-- Task --
Scan the data below for the string "name". Show every line where it turns up.
(Source material begins)
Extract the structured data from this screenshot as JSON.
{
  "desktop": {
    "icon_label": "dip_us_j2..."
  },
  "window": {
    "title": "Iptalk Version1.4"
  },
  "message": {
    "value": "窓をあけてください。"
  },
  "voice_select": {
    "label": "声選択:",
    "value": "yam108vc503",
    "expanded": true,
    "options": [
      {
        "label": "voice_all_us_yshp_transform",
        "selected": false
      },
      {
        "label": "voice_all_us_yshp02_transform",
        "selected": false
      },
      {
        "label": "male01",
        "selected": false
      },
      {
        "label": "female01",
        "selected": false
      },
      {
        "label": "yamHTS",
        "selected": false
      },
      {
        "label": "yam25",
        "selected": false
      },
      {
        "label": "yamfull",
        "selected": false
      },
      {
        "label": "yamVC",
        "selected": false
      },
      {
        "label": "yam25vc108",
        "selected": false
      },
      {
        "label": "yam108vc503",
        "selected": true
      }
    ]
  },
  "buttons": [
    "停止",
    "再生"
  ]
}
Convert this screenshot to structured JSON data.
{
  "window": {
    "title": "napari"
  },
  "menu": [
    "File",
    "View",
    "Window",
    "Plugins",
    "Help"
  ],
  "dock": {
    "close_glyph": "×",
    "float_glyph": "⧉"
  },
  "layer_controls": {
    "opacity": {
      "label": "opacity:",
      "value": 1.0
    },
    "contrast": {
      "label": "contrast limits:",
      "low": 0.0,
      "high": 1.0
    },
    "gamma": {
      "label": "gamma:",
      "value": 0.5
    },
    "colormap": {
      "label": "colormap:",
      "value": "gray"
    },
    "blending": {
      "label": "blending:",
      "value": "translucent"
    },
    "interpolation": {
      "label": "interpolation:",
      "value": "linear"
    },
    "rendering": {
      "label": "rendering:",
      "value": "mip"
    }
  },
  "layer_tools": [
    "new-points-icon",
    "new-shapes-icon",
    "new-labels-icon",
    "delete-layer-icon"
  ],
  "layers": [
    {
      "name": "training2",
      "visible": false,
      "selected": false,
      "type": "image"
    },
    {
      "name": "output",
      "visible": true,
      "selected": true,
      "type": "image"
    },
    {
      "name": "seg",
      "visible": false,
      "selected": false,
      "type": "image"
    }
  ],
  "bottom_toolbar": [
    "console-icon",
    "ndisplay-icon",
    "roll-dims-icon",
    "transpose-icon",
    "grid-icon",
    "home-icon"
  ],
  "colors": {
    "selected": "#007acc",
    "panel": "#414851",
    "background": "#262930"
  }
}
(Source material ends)
-- Task answer --
      "name": "training2",
      "name": "output",
      "name": "seg",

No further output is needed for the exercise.